Today marks three months that I’ve been working remotely in pandemic mode. It’s probably about the same duration for others who are fortunate enough to have this option, give or take a week or two. It’s all very surreal, made even more so by the fact that there is no definite timeline for when I’ll actually return to work onsite. I have the option to do so now, but we’re being encouraged not to if working from home is still a viable option, and it pretty much is for my department and for the unit I manage right now.
Random thoughts from Stately Otherstream Manor:
- I watch The National every night on YouTube. I find Justin Trudeau’s hair much less disturbing than Donald Trump’s, even though Justin’s got a little too fluffy for comfort before he finally cut it this week. I’m glad Adrienne Arsenault is now much warmer in her outdoor “physical distancing” co-anchor space.
- I’ve gotten really into pimento cheese again, not mention grilled cheese sandwiches made with pepper jack.
- Switching back and forth between my Windows computer at work (via remote desktop) and my Mac at home seems much less odd than it did at first, but when I’m using SSH to my Linux server via the Windows machine and thus have three different OS platforms rolling at once, it still impresses me sometimes.
- It’s a little embarrassing when I forget to log off the work VPN before accessing sites I shouldn’t.
- It’s nice having some good takeout restaurants and an Aldi within walking distance.
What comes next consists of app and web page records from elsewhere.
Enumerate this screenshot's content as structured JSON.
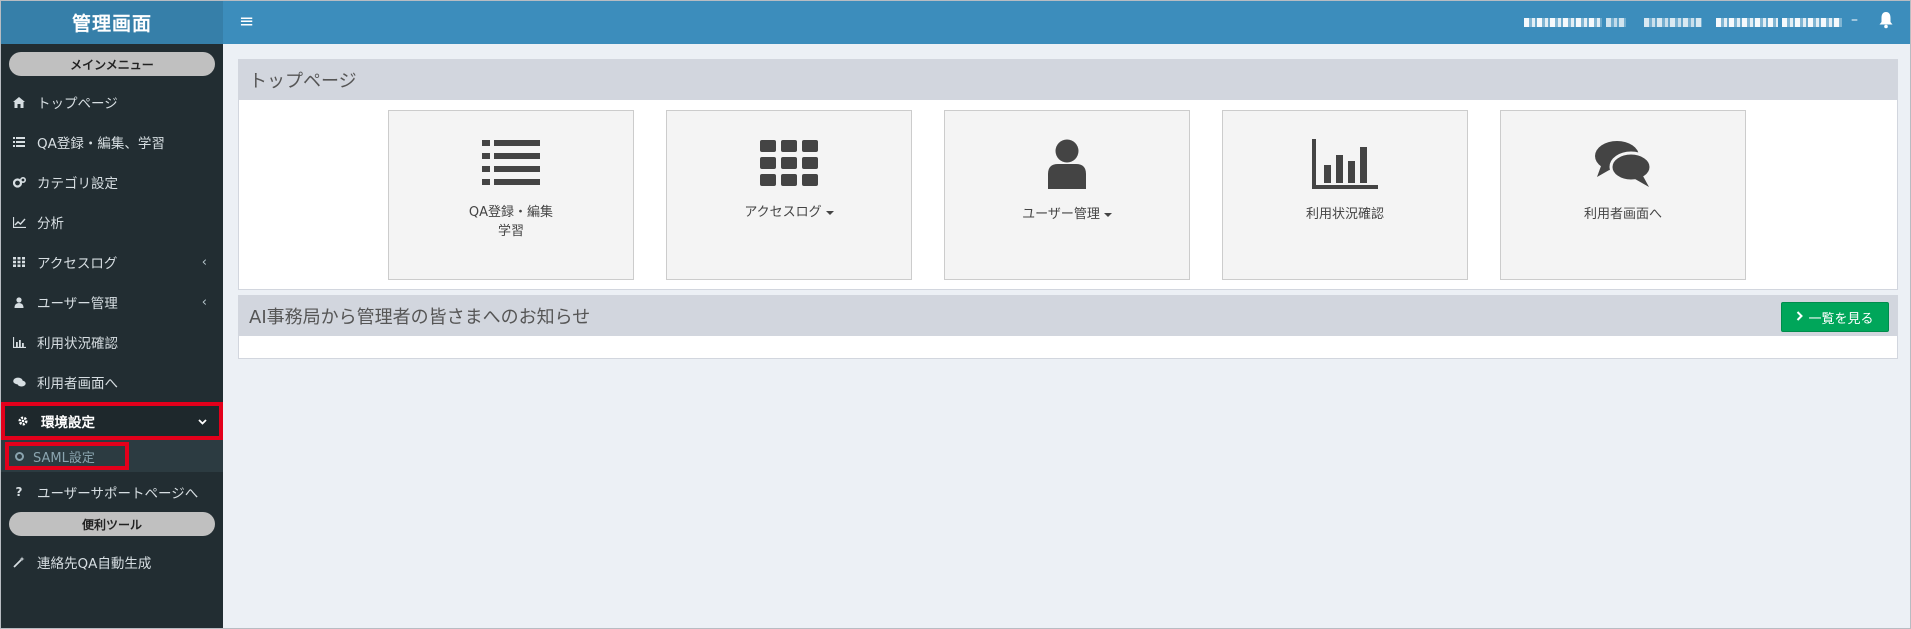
{
  "app": {
    "title": "管理画面"
  },
  "sidebar": {
    "main_header": "メインメニュー",
    "items": [
      {
        "label": "トップページ",
        "icon": "home-icon"
      },
      {
        "label": "QA登録・編集、学習",
        "icon": "list-icon"
      },
      {
        "label": "カテゴリ設定",
        "icon": "cogs-icon"
      },
      {
        "label": "分析",
        "icon": "line-chart-icon"
      },
      {
        "label": "アクセスログ",
        "icon": "grid-icon"
      },
      {
        "label": "ユーザー管理",
        "icon": "user-icon"
      },
      {
        "label": "利用状況確認",
        "icon": "bar-chart-icon"
      },
      {
        "label": "利用者画面へ",
        "icon": "comments-icon"
      },
      {
        "label": "環境設定",
        "icon": "gear-icon"
      },
      {
        "label": "ユーザーサポートページへ",
        "icon": "question-icon"
      }
    ],
    "sub_item": "SAML設定",
    "tools_header": "便利ツール",
    "tools_items": [
      {
        "label": "連絡先QA自動生成",
        "icon": "magic-wand-icon"
      }
    ]
  },
  "topbar": {
    "hamburger": "≡",
    "user_suffix": "–"
  },
  "top_page": {
    "title": "トップページ",
    "tiles": [
      {
        "label": "QA登録・編集\n学習"
      },
      {
        "label": "アクセスログ"
      },
      {
        "label": "ユーザー管理"
      },
      {
        "label": "利用状況確認"
      },
      {
        "label": "利用者画面へ"
      }
    ]
  },
  "notice": {
    "title": "AI事務局から管理者の皆さまへのお知らせ",
    "button": "一覧を見る"
  },
  "colors": {
    "sidebar_bg": "#222d32",
    "topbar_bg": "#3c8dbc",
    "logo_bg": "#367fa9",
    "highlight": "#e3001b",
    "button_green": "#00a65a"
  }
}
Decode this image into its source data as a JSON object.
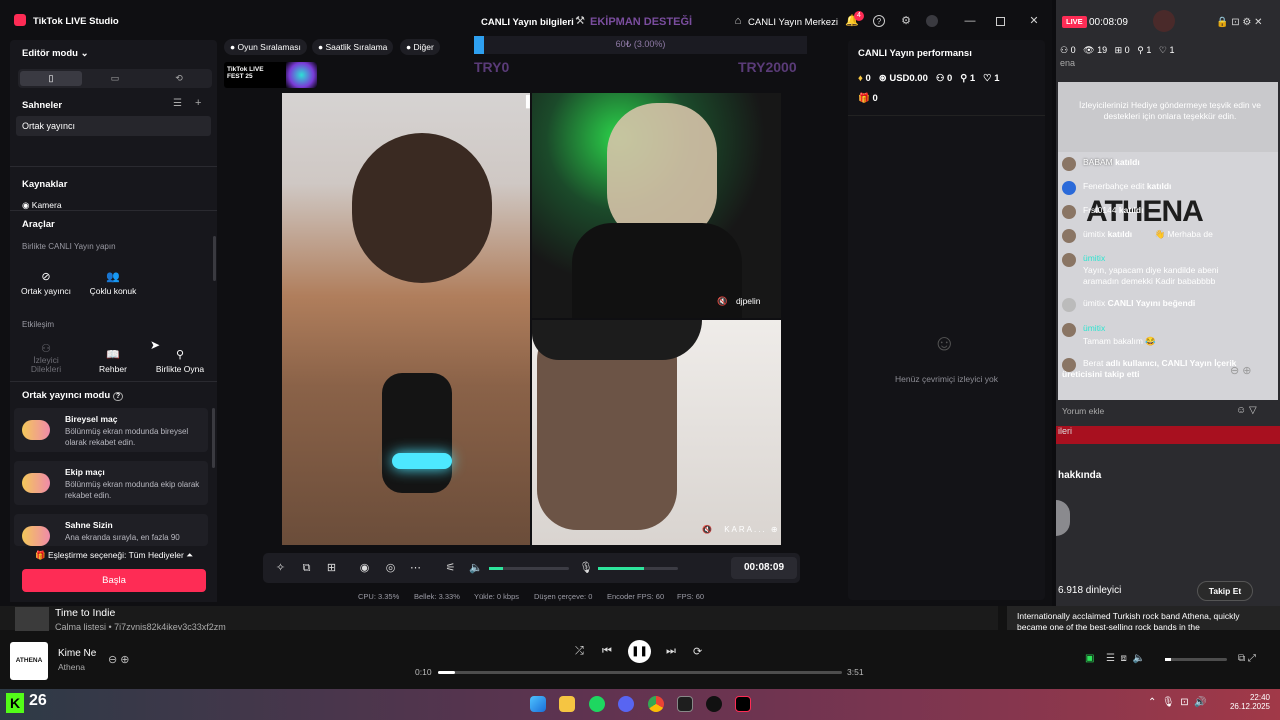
{
  "studio": {
    "title": "TikTok LIVE Studio",
    "menu": [
      "CANLI Yayın bilgileri",
      "EKİPMAN DESTEĞİ",
      "CANLI Yayın Merkezi"
    ],
    "notification_count": "4"
  },
  "left": {
    "editor_mode": "Editör modu",
    "scenes_title": "Sahneler",
    "scene_item": "Ortak yayıncı",
    "sources_title": "Kaynaklar",
    "source_item": "Kamera",
    "tools_title": "Araçlar",
    "together_title": "Birlikte CANLI Yayın yapın",
    "tools_row1": [
      "Ortak yayıncı",
      "Çoklu konuk"
    ],
    "interaction_title": "Etkileşim",
    "tools_row2": [
      "İzleyici\nDilekleri",
      "Rehber",
      "Birlikte Oyna"
    ],
    "cohost_mode_title": "Ortak yayıncı modu",
    "modes": [
      {
        "title": "Bireysel maç",
        "desc": "Bölünmüş ekran modunda bireysel olarak rekabet edin."
      },
      {
        "title": "Ekip maçı",
        "desc": "Bölünmüş ekran modunda ekip olarak rekabet edin."
      },
      {
        "title": "Sahne Sizin",
        "desc": "Ana ekranda sırayla, en fazla 90"
      }
    ],
    "match_option": "Eşleştirme seçeneği: Tüm Hediyeler",
    "start_button": "Başla"
  },
  "center": {
    "chips": [
      "Oyun Sıralaması",
      "Saatlik Sıralama",
      "Diğer"
    ],
    "goal_text": "60₺ (3.00%)",
    "goal_left": "TRY0",
    "goal_right": "TRY2000",
    "goal_progress": 3,
    "badge": "TikTok LIVE FEST 25",
    "guest1_name": "djpelin",
    "guest2_name": "KARA...",
    "timer": "00:08:09",
    "stats": [
      "CPU: 3.35%",
      "Bellek: 3.33%",
      "Yükle: 0 kbps",
      "Düşen çerçeve: 0",
      "Encoder FPS: 60",
      "FPS: 60"
    ]
  },
  "perf": {
    "title": "CANLI Yayın performansı",
    "row1": [
      "0",
      "USD0.00",
      "0",
      "1",
      "1"
    ],
    "row2": "0",
    "empty": "Henüz çevrimiçi izleyici yok"
  },
  "live": {
    "badge": "LIVE",
    "time": "00:08:09",
    "stats": [
      "0",
      "19",
      "0",
      "1",
      "1"
    ],
    "partial_label": "ena",
    "banner": "İzleyicilerinizi Hediye göndermeye teşvik edin ve destekleri için onlara teşekkür edin.",
    "chat": [
      {
        "user": "BABAM",
        "text": "katıldı"
      },
      {
        "user": "Fenerbahçe edit",
        "text": "katıldı"
      },
      {
        "user": "Frst0144",
        "text": "katıldı"
      },
      {
        "user": "ümitix",
        "text": "katıldı",
        "extra": "Merhaba de"
      },
      {
        "user": "ümitix",
        "text": "Yayın, yapacam diye kandilde abeni aramadın demekki Kadir bababbbb"
      },
      {
        "user": "ümitix",
        "text": "CANLI Yayını beğendi"
      },
      {
        "user": "ümitix",
        "text": "Tamam bakalım 😂"
      },
      {
        "user": "Berat",
        "text": "adlı kullanıcı, CANLI Yayın İçerik üreticisini takip etti"
      }
    ],
    "comment_placeholder": "Yorum ekle",
    "watermark": "ATHENA",
    "partial_red": "ileri",
    "about": "hakkında",
    "listeners": "6.918 dinleyici",
    "follow": "Takip Et",
    "bio": "Internationally acclaimed Turkish rock band Athena, quickly became one of the best-selling rock bands in the"
  },
  "player": {
    "queue_title": "Time to Indie",
    "queue_sub": "Çalma listesi • 7i7zvnis82k4ikey3c33xf2zm",
    "song": "Kime Ne",
    "artist": "Athena",
    "thumb_label": "ATHENA",
    "elapsed": "0:10",
    "total": "3:51",
    "progress": 4.3
  },
  "taskbar": {
    "kick_count": "26",
    "time": "22:40",
    "date": "26.12.2025"
  }
}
I wish I were actually walking to them more often.
- While I do miss many of my coworkers, I do not miss in-person meetings and constant interruptions.
- Teaching a class with a beer in your hand is probably not appropriate. (I don’t really drink much anyway and I’ve actually been doing even less of it since March.)
- My social life is not appreciably different during a pandemic “lockdown”, and I’m OK with that.
- I’m not watching Perry Mason nearly as much as I thought I would.
- I am actually starting to make some progress on the book I’m co-authoring. Finally.
- If I don’t spend a night outside this town soon, I will surely go out of my mind.
Eight or nine years ago I had the opportunity to leave this country and emigrate to Canada. For a variety of reasons, I didn’t do it. In recent weeks, I’ve questioned that decision more than I ever really thought I would.
I don’t really think America is “more” racist or divided than we were a few years ago. We were always in pretty bad shape on that front. The current culture, fronted by a “leader” whose primary goal seems to be in to inflame these divisions, has just made them more apparent to more people, because it’s now more socially acceptable to openly display that bigotry, ignorance, disregard for democracy, and disdain for verifiable facts than it was before. It’s really scary and it’s really sad.
Call me an eternal optimist, but I still believe that it will eventually get better. I just think it’s going to take a lot longer for that to happen after the past few years. I’m less sure that I’m going to see it happen before my time on the planet is done. And I really don’t have any idea what to do about it in a world where reasonable discourse no longer seems an option, where scientific fact is ignored, where peaceful protesters are “unpatriotic traitors,” and where any reporting that questions the ruling regime is “fake news.”
I just have a feeling a lot more people are going to be speaking the language of the unheard in the near future, because a lot of people see it as the only way to make other people listen in this environment. They may be right. I’m not going to presume to make that call myself.
And yeah, I know these words are not really helpful either, but I had to get it off my chest anyway.